As fine dining techniques begin to disperse into more mainstream restaurants, and even more so into home cooking, things like edible flowers are helping chefs and home cooks elevate their garnish game. Not only can they offer a splash of color, but most bring an immense amount a flavor in one little bite! Here is a list of some of the more common edible flowers that are fairly accessible, and in some cases, are growing wild in your own backyard:
This beauty is found in cultivated gardens, as well as can be foraged in the wild. Both the greens and the blossom are edible. The lily pad shaped leaves are pretty spicy and peppery, and can be a bit of an acquired taste. The blossoms are much more mild in flavor and spice. In fact, they bring a touch of sweetness to help round out the flavor profile of the plant. The blossoms make a great addition to a salad and should be served raw.
The varietal of marigold shown here is Mexican Marigold, but there are many different types of marigolds, with many different looking blossoms. The greens are edible as well are the blossoms, but be sure to find the young, tender greens which will be easier on the palate. The flavor is reminiscent to a sweet anise. I would even described it as a tangerine-bubble gum flavor. Marigolds are also a great addition to a garden, as they will fend off certain unwanted insects. Some of my favorite types of marigold are:

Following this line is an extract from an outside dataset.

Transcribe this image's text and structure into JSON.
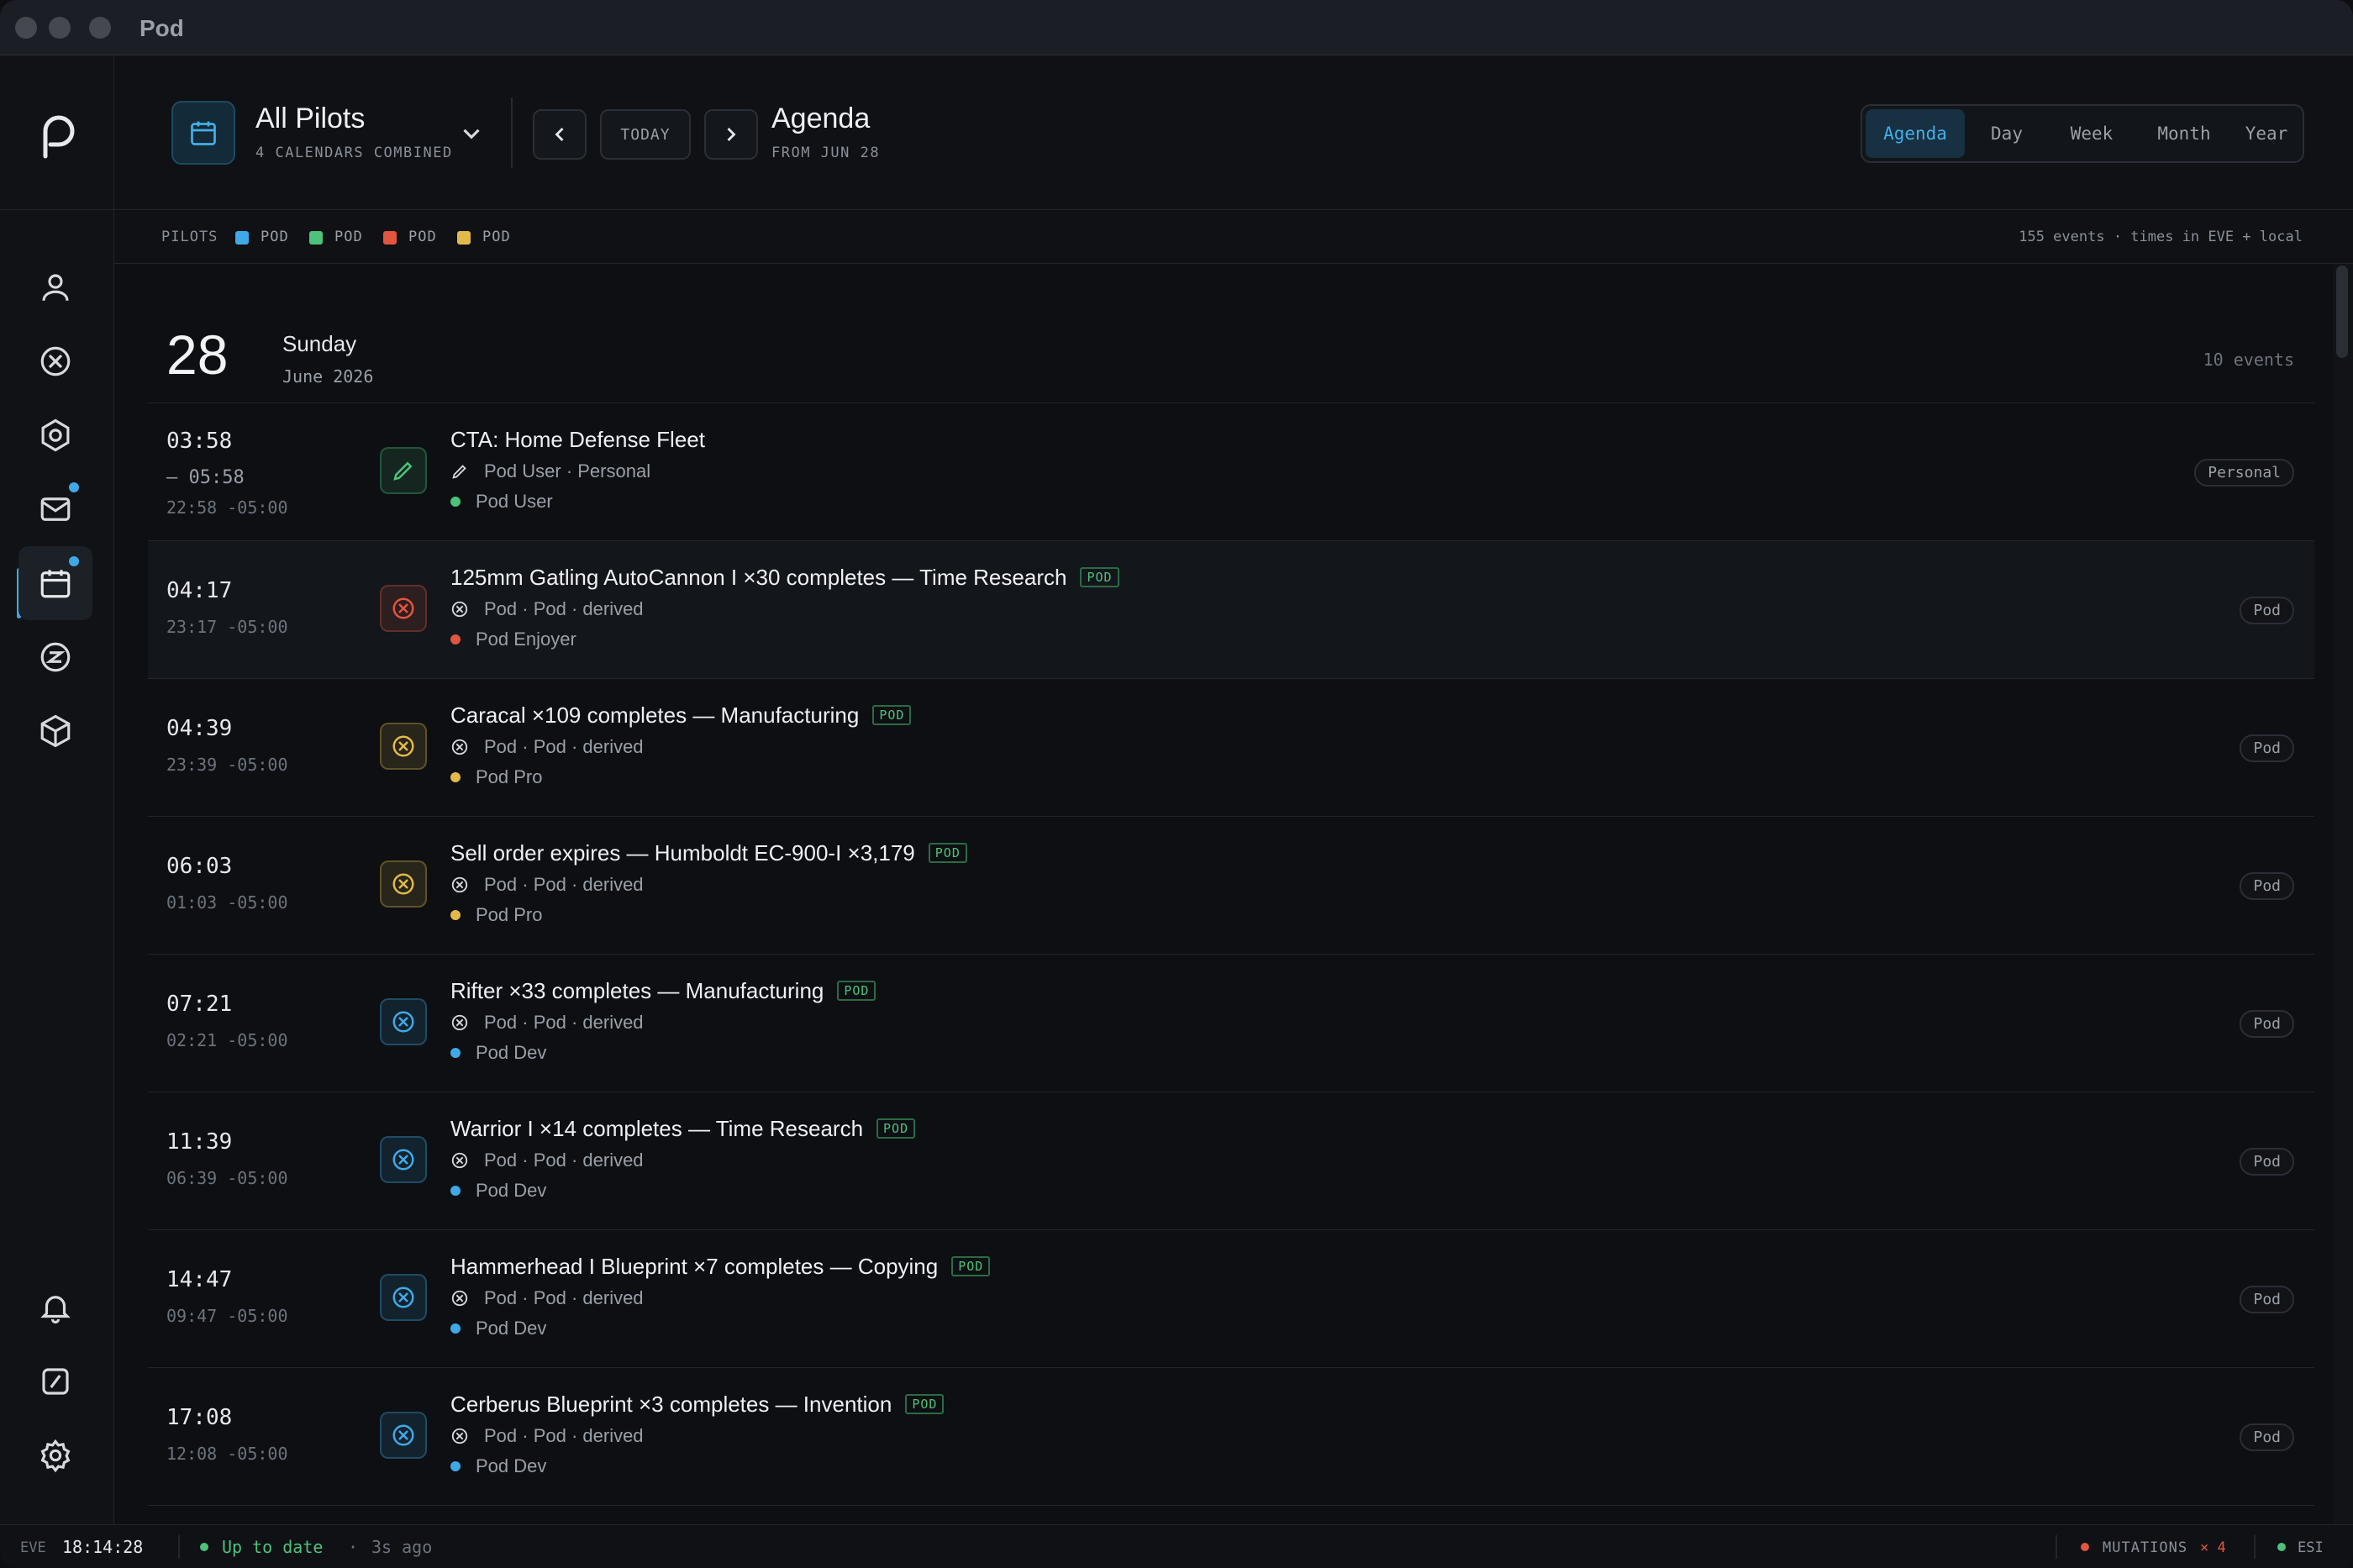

If you time it right, mustard blossoms can be foraged in the wild. Southern California hillsides are blanketed with them from spring to early summer. If you don’t have access to them in the wild, or they are out of season, these can be cultivated in the garden by letting mustard greens bolt (go to flower). Mustard blossom flavors can range from a mild tingle to a serious bite on the palate. One of the chefs that I work with was making his own mustard purely out of the blossoms…brilliant!
These little beauties have to be one of my favorites! So delicate, and so delicious! Radish blossoms are another edible flower that can be found either in the wild, or in the garden. I’ve seen radish blossoms in an array of colors; white, pink, yellow, purple and there is no mistaking what kind of plant this blossom is coming from, so much radish flavor and spice packed into a beautiful little blossom.
Once you’ve tried a chive blossom, you realize what an impact an edible flower can have on a dish. The first time I had one, they were sprinkled on top of a raw oyster…WOW! It was a revelation and made me understand that a plant can have many usable parts, not just the traditional ones we know them for. Boasting a bit of spice, a chive blossom is a great substitute or addition to any recipe requiring that distinct allium flavor.
Think cucumber! Thats right, borage blossoms taste exactly like cucumbers. These hearty plants are very easy to grow, and are a favorite to bees. The blossoms are prolific on the
plants, and will bloom from early spring to late fall. However, use caution when harvesting as the plant has some prickly leaves!
**It is important to note that whenever foraging in the wild, one should obtain permission to enter on to private property. It is also imperative to identify the plants you are harvesting from as safe for consumption.**